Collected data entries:
——

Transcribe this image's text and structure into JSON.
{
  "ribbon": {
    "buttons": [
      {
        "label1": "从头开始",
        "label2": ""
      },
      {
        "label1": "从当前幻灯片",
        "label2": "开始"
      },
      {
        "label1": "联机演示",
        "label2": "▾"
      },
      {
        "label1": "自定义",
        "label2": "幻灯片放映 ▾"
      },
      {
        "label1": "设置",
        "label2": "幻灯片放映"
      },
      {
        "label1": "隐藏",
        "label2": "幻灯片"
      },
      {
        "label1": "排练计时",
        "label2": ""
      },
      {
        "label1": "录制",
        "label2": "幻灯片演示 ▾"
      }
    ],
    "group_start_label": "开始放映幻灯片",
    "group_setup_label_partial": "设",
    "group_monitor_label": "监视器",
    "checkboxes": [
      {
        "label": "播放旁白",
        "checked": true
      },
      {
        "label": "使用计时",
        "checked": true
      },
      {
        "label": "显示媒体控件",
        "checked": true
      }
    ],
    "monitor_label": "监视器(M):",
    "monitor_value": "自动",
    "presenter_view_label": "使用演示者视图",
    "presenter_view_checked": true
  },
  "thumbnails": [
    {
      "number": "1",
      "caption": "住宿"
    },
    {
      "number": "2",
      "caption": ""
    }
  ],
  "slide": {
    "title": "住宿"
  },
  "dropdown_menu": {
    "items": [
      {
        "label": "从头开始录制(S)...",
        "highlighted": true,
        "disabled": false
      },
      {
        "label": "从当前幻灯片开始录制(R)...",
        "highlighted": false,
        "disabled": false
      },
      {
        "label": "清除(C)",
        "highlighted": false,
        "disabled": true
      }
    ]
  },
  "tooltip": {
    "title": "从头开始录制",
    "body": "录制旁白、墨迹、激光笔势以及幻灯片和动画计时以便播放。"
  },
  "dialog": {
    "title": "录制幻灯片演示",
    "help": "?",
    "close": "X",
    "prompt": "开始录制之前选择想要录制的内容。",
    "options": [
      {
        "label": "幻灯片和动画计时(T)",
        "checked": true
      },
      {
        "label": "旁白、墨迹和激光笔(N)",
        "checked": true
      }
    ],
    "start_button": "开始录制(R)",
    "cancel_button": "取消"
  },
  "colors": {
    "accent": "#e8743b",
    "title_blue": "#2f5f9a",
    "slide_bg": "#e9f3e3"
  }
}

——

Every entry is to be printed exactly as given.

Transcribe this image's text and structure into JSON.
{
  "ribbon": {
    "buttons": [
      {
        "label1": "从头开始",
        "label2": ""
      },
      {
        "label1": "从当前幻灯片",
        "label2": "开始"
      },
      {
        "label1": "联机演示",
        "label2": "▾"
      },
      {
        "label1": "自定义",
        "label2": "幻灯片放映 ▾"
      },
      {
        "label1": "设置",
        "label2": "幻灯片放映"
      },
      {
        "label1": "隐藏",
        "label2": "幻灯片"
      },
      {
        "label1": "排练计时",
        "label2": ""
      },
      {
        "label1": "录制",
        "label2": "幻灯片演示 ▾"
      }
    ],
    "group_start_label": "开始放映幻灯片",
    "group_setup_label_partial": "设",
    "group_monitor_label": "监视器",
    "checkboxes": [
      {
        "label": "播放旁白",
        "checked": true
      },
      {
        "label": "使用计时",
        "checked": true
      },
      {
        "label": "显示媒体控件",
        "checked": true
      }
    ],
    "monitor_label": "监视器(M):",
    "monitor_value": "自动",
    "presenter_view_label": "使用演示者视图",
    "presenter_view_checked": true
  },
  "thumbnails": [
    {
      "number": "1",
      "caption": "住宿"
    },
    {
      "number": "2",
      "caption": ""
    }
  ],
  "slide": {
    "title": "住宿"
  },
  "dropdown_menu": {
    "items": [
      {
        "label": "从头开始录制(S)...",
        "highlighted": true,
        "disabled": false
      },
      {
        "label": "从当前幻灯片开始录制(R)...",
        "highlighted": false,
        "disabled": false
      },
      {
        "label": "清除(C)",
        "highlighted": false,
        "disabled": true
      }
    ]
  },
  "tooltip": {
    "title": "从头开始录制",
    "body": "录制旁白、墨迹、激光笔势以及幻灯片和动画计时以便播放。"
  },
  "dialog": {
    "title": "录制幻灯片演示",
    "help": "?",
    "close": "X",
    "prompt": "开始录制之前选择想要录制的内容。",
    "options": [
      {
        "label": "幻灯片和动画计时(T)",
        "checked": true
      },
      {
        "label": "旁白、墨迹和激光笔(N)",
        "checked": true
      }
    ],
    "start_button": "开始录制(R)",
    "cancel_button": "取消"
  },
  "colors": {
    "accent": "#e8743b",
    "title_blue": "#2f5f9a",
    "slide_bg": "#e9f3e3"
  }
}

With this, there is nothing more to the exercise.